- [Requirement] Copy each line of the records below that has "Chamfer" in it.

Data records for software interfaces
*** Block opens ***
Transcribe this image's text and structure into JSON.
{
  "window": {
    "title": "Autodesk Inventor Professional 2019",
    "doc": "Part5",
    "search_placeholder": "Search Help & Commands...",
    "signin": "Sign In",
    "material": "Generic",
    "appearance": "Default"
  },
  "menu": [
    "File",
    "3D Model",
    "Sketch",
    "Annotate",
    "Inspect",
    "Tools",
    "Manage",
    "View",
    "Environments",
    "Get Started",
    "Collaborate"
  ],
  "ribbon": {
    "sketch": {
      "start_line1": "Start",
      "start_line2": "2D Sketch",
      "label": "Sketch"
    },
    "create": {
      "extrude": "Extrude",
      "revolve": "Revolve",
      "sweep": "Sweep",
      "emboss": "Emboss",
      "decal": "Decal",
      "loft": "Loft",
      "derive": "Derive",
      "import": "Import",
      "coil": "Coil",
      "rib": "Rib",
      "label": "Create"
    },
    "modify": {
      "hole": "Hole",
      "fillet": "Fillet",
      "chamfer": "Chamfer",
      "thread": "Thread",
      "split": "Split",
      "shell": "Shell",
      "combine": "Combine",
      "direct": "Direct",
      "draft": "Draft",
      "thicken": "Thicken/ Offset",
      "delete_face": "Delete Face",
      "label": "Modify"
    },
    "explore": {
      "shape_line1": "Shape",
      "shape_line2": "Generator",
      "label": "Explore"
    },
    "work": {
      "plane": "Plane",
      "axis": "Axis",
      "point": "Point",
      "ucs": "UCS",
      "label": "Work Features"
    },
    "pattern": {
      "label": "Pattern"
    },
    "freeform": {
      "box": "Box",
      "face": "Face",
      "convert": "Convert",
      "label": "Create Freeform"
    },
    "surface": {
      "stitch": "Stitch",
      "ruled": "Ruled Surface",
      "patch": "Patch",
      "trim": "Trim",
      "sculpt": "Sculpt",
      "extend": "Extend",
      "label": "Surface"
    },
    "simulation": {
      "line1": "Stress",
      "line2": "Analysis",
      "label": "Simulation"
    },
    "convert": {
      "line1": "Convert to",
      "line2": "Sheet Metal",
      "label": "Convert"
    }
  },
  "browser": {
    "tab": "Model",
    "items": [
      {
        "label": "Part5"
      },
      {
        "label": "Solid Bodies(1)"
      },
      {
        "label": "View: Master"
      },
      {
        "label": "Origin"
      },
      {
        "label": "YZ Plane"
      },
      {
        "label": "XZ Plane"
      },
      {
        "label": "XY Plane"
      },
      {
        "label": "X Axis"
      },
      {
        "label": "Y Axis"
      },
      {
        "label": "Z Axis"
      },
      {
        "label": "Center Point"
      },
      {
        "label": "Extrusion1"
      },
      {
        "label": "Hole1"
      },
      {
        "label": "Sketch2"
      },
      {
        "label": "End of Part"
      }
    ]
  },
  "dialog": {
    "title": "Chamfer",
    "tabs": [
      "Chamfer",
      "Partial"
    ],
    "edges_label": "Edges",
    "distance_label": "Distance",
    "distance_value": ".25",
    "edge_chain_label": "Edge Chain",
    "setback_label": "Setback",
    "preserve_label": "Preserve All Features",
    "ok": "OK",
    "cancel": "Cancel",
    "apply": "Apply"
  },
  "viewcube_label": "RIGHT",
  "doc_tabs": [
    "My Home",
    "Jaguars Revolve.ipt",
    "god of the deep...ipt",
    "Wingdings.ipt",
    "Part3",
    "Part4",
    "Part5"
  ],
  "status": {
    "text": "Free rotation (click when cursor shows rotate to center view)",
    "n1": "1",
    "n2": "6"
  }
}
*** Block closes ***
- [Task response]
      "chamfer": "Chamfer",
    "title": "Chamfer",
      "Chamfer",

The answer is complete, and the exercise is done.